= TASK ITEM =
Scan the entries for the word "author", and copy every line where it appears.

= EXERCISE MATERIALS =
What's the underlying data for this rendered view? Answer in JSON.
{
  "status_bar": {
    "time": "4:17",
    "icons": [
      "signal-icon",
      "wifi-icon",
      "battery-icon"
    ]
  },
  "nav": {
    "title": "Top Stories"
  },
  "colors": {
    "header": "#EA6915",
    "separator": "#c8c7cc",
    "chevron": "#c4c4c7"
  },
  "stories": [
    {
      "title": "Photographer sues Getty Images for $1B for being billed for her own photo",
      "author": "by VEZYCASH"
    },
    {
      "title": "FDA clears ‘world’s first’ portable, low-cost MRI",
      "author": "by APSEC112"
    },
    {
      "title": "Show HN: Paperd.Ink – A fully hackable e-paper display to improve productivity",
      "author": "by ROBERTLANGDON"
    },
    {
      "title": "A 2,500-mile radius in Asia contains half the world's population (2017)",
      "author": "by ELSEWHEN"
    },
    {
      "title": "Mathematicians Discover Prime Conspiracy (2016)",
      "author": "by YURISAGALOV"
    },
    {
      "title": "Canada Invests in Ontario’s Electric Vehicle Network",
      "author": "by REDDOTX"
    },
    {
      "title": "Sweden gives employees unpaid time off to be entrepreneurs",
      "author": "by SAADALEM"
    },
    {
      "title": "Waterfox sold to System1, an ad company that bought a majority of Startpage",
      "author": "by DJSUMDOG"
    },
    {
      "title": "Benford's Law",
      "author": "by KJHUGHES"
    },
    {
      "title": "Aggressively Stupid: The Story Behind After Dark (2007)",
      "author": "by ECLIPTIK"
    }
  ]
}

= EXERCISE ANSWER =
      "author": "by VEZYCASH"
      "author": "by APSEC112"
      "author": "by ROBERTLANGDON"
      "author": "by ELSEWHEN"
      "author": "by YURISAGALOV"
      "author": "by REDDOTX"
      "author": "by SAADALEM"
      "author": "by DJSUMDOG"
      "author": "by KJHUGHES"
      "author": "by ECLIPTIK"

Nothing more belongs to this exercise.